═══ Source information

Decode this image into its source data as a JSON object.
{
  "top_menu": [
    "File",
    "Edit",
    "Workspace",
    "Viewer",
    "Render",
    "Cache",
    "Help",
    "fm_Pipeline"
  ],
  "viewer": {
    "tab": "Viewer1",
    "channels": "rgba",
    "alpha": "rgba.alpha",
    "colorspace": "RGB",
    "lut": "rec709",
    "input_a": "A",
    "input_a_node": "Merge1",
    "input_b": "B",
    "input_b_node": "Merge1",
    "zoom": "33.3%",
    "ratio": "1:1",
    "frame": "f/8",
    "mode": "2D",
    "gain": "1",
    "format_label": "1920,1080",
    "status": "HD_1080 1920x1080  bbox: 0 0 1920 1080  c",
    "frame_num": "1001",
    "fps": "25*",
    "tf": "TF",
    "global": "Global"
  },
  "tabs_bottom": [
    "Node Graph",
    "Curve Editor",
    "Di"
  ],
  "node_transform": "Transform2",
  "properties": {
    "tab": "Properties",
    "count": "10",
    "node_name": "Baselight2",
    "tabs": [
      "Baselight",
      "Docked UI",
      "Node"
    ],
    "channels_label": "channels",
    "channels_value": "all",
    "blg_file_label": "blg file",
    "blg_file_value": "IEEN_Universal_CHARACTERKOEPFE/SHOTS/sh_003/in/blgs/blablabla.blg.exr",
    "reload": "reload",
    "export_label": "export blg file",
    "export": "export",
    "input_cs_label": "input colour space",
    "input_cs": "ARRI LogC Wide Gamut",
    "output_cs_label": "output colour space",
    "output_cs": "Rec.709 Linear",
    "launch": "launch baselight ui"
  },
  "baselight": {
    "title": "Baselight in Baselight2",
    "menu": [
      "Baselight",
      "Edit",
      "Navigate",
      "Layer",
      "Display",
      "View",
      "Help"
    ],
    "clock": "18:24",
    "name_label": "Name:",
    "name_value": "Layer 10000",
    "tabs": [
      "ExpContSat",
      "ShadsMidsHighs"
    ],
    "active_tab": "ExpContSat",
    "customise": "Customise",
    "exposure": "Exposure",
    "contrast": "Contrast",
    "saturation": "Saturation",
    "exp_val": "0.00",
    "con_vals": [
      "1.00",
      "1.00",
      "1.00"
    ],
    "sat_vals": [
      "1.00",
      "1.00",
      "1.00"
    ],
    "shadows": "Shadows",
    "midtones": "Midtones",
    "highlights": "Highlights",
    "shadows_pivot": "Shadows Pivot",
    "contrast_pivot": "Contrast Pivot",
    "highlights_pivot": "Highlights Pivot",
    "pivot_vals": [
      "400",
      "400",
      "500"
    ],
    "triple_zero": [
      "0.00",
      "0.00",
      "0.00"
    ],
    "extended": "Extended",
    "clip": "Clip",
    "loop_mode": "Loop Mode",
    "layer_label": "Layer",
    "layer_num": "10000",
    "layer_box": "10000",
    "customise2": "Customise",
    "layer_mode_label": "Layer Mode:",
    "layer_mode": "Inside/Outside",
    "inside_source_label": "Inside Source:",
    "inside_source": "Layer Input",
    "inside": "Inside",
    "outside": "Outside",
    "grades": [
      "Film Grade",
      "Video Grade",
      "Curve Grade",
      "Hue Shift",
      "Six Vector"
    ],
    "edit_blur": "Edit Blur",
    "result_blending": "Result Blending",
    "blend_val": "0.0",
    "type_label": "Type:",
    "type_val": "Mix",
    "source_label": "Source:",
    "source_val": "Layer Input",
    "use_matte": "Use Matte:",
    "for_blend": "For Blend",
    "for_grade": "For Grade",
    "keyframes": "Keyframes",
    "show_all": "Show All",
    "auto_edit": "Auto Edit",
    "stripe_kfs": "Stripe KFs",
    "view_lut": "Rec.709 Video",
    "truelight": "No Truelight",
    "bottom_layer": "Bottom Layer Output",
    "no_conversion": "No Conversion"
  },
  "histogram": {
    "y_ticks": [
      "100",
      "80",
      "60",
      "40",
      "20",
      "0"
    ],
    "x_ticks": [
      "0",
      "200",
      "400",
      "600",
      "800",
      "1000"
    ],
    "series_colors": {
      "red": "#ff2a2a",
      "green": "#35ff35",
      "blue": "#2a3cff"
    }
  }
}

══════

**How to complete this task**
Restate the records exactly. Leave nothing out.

**Task result**
Decode this image into its source data as a JSON object.
{
  "top_menu": [
    "File",
    "Edit",
    "Workspace",
    "Viewer",
    "Render",
    "Cache",
    "Help",
    "fm_Pipeline"
  ],
  "viewer": {
    "tab": "Viewer1",
    "channels": "rgba",
    "alpha": "rgba.alpha",
    "colorspace": "RGB",
    "lut": "rec709",
    "input_a": "A",
    "input_a_node": "Merge1",
    "input_b": "B",
    "input_b_node": "Merge1",
    "zoom": "33.3%",
    "ratio": "1:1",
    "frame": "f/8",
    "mode": "2D",
    "gain": "1",
    "format_label": "1920,1080",
    "status": "HD_1080 1920x1080  bbox: 0 0 1920 1080  c",
    "frame_num": "1001",
    "fps": "25*",
    "tf": "TF",
    "global": "Global"
  },
  "tabs_bottom": [
    "Node Graph",
    "Curve Editor",
    "Di"
  ],
  "node_transform": "Transform2",
  "properties": {
    "tab": "Properties",
    "count": "10",
    "node_name": "Baselight2",
    "tabs": [
      "Baselight",
      "Docked UI",
      "Node"
    ],
    "channels_label": "channels",
    "channels_value": "all",
    "blg_file_label": "blg file",
    "blg_file_value": "IEEN_Universal_CHARACTERKOEPFE/SHOTS/sh_003/in/blgs/blablabla.blg.exr",
    "reload": "reload",
    "export_label": "export blg file",
    "export": "export",
    "input_cs_label": "input colour space",
    "input_cs": "ARRI LogC Wide Gamut",
    "output_cs_label": "output colour space",
    "output_cs": "Rec.709 Linear",
    "launch": "launch baselight ui"
  },
  "baselight": {
    "title": "Baselight in Baselight2",
    "menu": [
      "Baselight",
      "Edit",
      "Navigate",
      "Layer",
      "Display",
      "View",
      "Help"
    ],
    "clock": "18:24",
    "name_label": "Name:",
    "name_value": "Layer 10000",
    "tabs": [
      "ExpContSat",
      "ShadsMidsHighs"
    ],
    "active_tab": "ExpContSat",
    "customise": "Customise",
    "exposure": "Exposure",
    "contrast": "Contrast",
    "saturation": "Saturation",
    "exp_val": "0.00",
    "con_vals": [
      "1.00",
      "1.00",
      "1.00"
    ],
    "sat_vals": [
      "1.00",
      "1.00",
      "1.00"
    ],
    "shadows": "Shadows",
    "midtones": "Midtones",
    "highlights": "Highlights",
    "shadows_pivot": "Shadows Pivot",
    "contrast_pivot": "Contrast Pivot",
    "highlights_pivot": "Highlights Pivot",
    "pivot_vals": [
      "400",
      "400",
      "500"
    ],
    "triple_zero": [
      "0.00",
      "0.00",
      "0.00"
    ],
    "extended": "Extended",
    "clip": "Clip",
    "loop_mode": "Loop Mode",
    "layer_label": "Layer",
    "layer_num": "10000",
    "layer_box": "10000",
    "customise2": "Customise",
    "layer_mode_label": "Layer Mode:",
    "layer_mode": "Inside/Outside",
    "inside_source_label": "Inside Source:",
    "inside_source": "Layer Input",
    "inside": "Inside",
    "outside": "Outside",
    "grades": [
      "Film Grade",
      "Video Grade",
      "Curve Grade",
      "Hue Shift",
      "Six Vector"
    ],
    "edit_blur": "Edit Blur",
    "result_blending": "Result Blending",
    "blend_val": "0.0",
    "type_label": "Type:",
    "type_val": "Mix",
    "source_label": "Source:",
    "source_val": "Layer Input",
    "use_matte": "Use Matte:",
    "for_blend": "For Blend",
    "for_grade": "For Grade",
    "keyframes": "Keyframes",
    "show_all": "Show All",
    "auto_edit": "Auto Edit",
    "stripe_kfs": "Stripe KFs",
    "view_lut": "Rec.709 Video",
    "truelight": "No Truelight",
    "bottom_layer": "Bottom Layer Output",
    "no_conversion": "No Conversion"
  },
  "histogram": {
    "y_ticks": [
      "100",
      "80",
      "60",
      "40",
      "20",
      "0"
    ],
    "x_ticks": [
      "0",
      "200",
      "400",
      "600",
      "800",
      "1000"
    ],
    "series_colors": {
      "red": "#ff2a2a",
      "green": "#35ff35",
      "blue": "#2a3cff"
    }
  }
}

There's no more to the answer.